Data provided Start Marker

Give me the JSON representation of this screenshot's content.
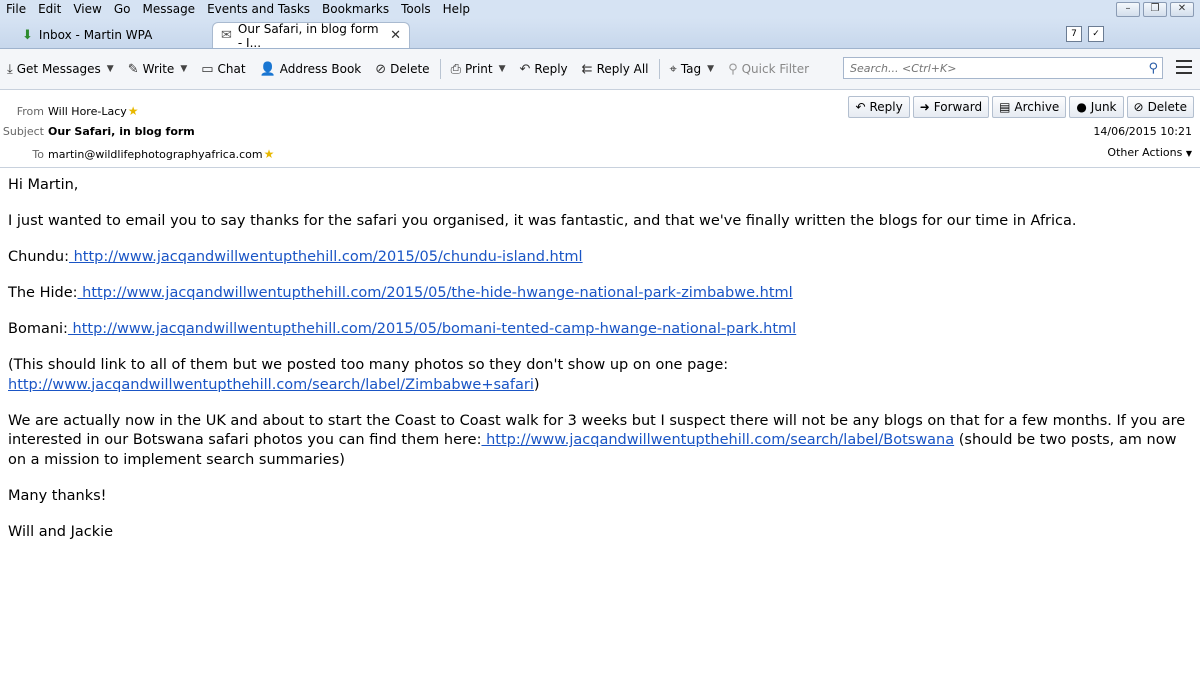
{
  "menu": [
    "File",
    "Edit",
    "View",
    "Go",
    "Message",
    "Events and Tasks",
    "Bookmarks",
    "Tools",
    "Help"
  ],
  "tabs": [
    {
      "label": "Inbox - Martin WPA"
    },
    {
      "label": "Our Safari, in blog form - I..."
    }
  ],
  "toolbar": {
    "get_messages": "Get Messages",
    "write": "Write",
    "chat": "Chat",
    "address_book": "Address Book",
    "delete": "Delete",
    "print": "Print",
    "reply": "Reply",
    "reply_all": "Reply All",
    "tag": "Tag",
    "quick_filter": "Quick Filter",
    "search_placeholder": "Search... <Ctrl+K>"
  },
  "header": {
    "from_label": "From",
    "from": "Will Hore-Lacy",
    "subject_label": "Subject",
    "subject": "Our Safari, in blog form",
    "to_label": "To",
    "to": "martin@wildlifephotographyafrica.com",
    "date": "14/06/2015 10:21",
    "other_actions": "Other Actions",
    "buttons": {
      "reply": "Reply",
      "forward": "Forward",
      "archive": "Archive",
      "junk": "Junk",
      "delete": "Delete"
    }
  },
  "message": {
    "greeting": "Hi Martin,",
    "intro": "I just wanted to email you to say thanks for the safari you organised, it was fantastic, and that we've finally written the blogs for our time in Africa.",
    "chundu_label": "Chundu:",
    "chundu_link": " http://www.jacqandwillwentupthehill.com/2015/05/chundu-island.html",
    "hide_label": "The Hide:",
    "hide_link": " http://www.jacqandwillwentupthehill.com/2015/05/the-hide-hwange-national-park-zimbabwe.html",
    "bomani_label": "Bomani:",
    "bomani_link": " http://www.jacqandwillwentupthehill.com/2015/05/bomani-tented-camp-hwange-national-park.html",
    "all_prefix": "(This should link to all of them but we posted too many photos so they don't show up on one page:",
    "all_link": " http://www.jacqandwillwentupthehill.com/search/label/Zimbabwe+safari",
    "all_suffix": ")",
    "uk_prefix": "We are actually now in the UK and about to start the Coast to Coast walk for 3 weeks but I suspect there will not be any blogs on that for a few months.  If you are interested in our Botswana safari photos you can find them here:",
    "uk_link": " http://www.jacqandwillwentupthehill.com/search/label/Botswana",
    "uk_suffix": " (should be two posts, am now on a mission to implement search summaries)",
    "thanks": "Many thanks!",
    "signature": "Will and Jackie"
  }
}
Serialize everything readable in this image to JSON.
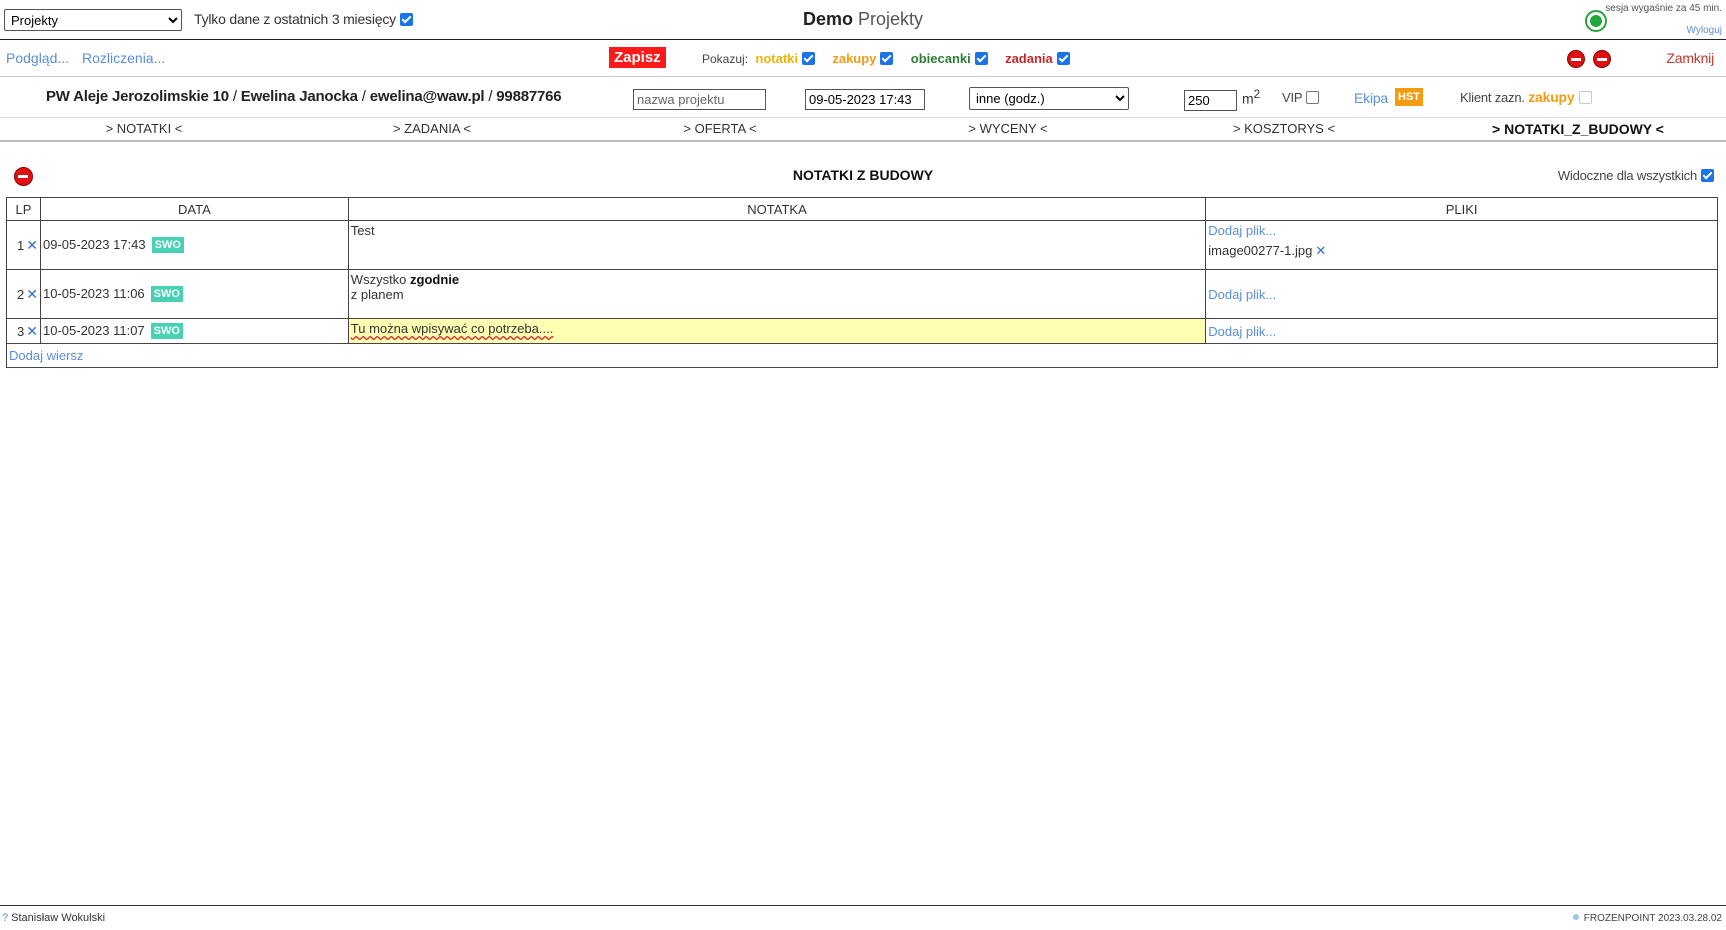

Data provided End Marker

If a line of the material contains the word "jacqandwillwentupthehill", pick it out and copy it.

■ **Answer to the exercise**:
    "chundu_link": " http://www.jacqandwillwentupthehill.com/2015/05/chundu-island.html",
    "hide_link": " http://www.jacqandwillwentupthehill.com/2015/05/the-hide-hwange-national-park-zimbabwe.html",
    "bomani_link": " http://www.jacqandwillwentupthehill.com/2015/05/bomani-tented-camp-hwange-national-park.html",
    "all_link": " http://www.jacqandwillwentupthehill.com/search/label/Zimbabwe+safari",
    "uk_link": " http://www.jacqandwillwentupthehill.com/search/label/Botswana",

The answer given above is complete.